§ **Task**: Check each line of the data below for the string "Target", then state how many have it and nothing else.

§ **Data shown**:
+===+

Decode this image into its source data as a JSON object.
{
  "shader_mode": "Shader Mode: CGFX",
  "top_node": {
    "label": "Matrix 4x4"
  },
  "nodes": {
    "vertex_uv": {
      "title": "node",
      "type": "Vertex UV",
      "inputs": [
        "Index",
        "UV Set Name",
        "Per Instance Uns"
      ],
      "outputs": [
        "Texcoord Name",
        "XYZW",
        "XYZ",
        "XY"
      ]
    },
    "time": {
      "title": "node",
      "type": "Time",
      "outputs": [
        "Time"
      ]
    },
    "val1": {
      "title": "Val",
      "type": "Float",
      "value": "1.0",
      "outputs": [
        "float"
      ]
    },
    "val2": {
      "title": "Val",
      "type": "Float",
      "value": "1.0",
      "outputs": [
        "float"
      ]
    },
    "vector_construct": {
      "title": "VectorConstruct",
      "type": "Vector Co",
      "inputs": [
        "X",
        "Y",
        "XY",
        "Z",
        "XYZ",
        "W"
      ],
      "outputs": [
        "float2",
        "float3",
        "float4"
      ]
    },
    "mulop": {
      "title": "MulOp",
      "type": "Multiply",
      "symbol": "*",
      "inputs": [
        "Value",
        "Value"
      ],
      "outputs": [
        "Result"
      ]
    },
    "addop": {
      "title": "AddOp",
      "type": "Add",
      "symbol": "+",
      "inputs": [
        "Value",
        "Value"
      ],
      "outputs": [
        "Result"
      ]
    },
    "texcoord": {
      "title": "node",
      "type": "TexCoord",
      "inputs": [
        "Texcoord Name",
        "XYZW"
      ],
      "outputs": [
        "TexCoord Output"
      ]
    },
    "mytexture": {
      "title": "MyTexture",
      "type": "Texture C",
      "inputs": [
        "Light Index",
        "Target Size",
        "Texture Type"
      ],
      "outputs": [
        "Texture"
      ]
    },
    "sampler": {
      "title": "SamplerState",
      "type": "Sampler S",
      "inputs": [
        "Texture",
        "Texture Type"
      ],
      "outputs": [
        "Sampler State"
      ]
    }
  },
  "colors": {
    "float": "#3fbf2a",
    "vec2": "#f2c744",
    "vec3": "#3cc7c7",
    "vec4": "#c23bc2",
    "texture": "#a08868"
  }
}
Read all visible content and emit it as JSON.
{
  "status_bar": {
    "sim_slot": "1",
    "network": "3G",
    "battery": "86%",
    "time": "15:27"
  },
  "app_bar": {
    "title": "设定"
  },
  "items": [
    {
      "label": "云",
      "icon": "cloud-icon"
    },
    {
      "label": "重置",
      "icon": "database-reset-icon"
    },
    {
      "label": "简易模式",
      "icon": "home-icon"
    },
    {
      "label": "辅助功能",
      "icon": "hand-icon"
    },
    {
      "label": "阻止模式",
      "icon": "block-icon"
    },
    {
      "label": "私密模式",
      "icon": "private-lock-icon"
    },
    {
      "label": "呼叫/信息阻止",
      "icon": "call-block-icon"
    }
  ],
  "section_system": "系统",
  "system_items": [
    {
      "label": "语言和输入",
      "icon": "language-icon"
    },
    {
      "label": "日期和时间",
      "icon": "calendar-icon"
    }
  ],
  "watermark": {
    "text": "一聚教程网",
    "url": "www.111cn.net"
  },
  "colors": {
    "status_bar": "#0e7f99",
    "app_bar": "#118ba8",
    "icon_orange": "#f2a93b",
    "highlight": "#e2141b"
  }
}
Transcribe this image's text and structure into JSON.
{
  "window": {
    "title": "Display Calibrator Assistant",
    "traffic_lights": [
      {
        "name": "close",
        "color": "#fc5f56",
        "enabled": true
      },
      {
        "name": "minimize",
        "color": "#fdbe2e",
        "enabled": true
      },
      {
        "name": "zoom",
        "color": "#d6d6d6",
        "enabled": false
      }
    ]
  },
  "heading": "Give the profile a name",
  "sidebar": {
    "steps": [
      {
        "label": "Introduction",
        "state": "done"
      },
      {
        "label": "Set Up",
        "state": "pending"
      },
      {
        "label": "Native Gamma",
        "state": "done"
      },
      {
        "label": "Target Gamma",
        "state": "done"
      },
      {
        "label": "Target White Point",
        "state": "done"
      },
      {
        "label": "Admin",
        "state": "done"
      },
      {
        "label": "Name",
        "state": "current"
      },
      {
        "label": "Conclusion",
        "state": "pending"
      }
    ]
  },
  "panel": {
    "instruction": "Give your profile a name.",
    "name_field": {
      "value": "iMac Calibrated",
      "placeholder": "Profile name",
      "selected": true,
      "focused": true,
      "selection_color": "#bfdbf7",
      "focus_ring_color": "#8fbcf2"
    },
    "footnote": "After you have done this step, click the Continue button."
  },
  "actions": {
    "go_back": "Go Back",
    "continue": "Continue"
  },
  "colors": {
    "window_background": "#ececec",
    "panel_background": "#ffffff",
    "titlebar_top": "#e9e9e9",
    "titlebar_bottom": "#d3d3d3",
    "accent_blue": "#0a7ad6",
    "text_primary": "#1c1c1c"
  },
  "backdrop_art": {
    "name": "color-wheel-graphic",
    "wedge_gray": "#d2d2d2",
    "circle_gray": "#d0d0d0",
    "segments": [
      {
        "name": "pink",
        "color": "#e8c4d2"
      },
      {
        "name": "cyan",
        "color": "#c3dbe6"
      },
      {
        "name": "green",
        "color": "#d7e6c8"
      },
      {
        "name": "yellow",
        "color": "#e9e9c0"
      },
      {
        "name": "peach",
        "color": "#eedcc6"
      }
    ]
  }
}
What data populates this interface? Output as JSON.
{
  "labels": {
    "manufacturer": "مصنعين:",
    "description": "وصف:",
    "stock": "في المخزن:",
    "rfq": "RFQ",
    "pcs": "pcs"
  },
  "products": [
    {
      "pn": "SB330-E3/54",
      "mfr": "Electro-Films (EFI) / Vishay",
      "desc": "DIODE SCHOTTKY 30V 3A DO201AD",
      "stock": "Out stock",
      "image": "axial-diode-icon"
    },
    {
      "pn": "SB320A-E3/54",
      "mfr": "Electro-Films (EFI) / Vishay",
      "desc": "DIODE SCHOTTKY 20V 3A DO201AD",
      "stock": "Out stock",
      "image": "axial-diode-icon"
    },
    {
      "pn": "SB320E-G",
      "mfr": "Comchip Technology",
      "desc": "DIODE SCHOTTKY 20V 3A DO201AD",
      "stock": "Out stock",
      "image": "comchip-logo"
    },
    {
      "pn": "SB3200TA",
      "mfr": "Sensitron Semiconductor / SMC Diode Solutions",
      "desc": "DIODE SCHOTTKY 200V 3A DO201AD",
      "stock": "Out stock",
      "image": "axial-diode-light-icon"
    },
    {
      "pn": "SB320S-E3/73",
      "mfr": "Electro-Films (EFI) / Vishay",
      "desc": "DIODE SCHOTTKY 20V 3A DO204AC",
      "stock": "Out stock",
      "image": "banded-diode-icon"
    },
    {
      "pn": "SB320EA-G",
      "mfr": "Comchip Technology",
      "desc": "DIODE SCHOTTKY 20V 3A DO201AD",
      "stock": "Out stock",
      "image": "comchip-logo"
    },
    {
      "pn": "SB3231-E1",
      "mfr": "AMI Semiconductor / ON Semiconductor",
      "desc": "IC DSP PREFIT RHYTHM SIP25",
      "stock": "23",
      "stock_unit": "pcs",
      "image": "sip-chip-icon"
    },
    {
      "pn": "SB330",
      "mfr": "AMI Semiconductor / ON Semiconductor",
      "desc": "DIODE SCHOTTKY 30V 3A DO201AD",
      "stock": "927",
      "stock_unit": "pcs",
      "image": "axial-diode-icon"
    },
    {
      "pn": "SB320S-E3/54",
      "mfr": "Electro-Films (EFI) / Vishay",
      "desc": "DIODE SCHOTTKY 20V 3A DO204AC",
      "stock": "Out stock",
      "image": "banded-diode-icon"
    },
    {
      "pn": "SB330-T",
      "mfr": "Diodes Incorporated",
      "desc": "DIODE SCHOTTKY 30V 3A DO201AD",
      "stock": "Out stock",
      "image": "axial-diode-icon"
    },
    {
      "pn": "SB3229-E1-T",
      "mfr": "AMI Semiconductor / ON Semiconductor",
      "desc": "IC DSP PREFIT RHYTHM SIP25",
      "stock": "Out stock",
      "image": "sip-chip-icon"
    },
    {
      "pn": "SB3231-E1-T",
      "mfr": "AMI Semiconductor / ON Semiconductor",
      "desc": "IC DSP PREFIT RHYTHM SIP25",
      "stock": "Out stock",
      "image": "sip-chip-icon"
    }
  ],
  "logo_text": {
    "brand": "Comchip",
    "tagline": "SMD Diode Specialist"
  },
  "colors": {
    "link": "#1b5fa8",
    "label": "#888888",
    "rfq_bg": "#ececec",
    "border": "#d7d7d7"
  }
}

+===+

§ **Exercise solution**: 3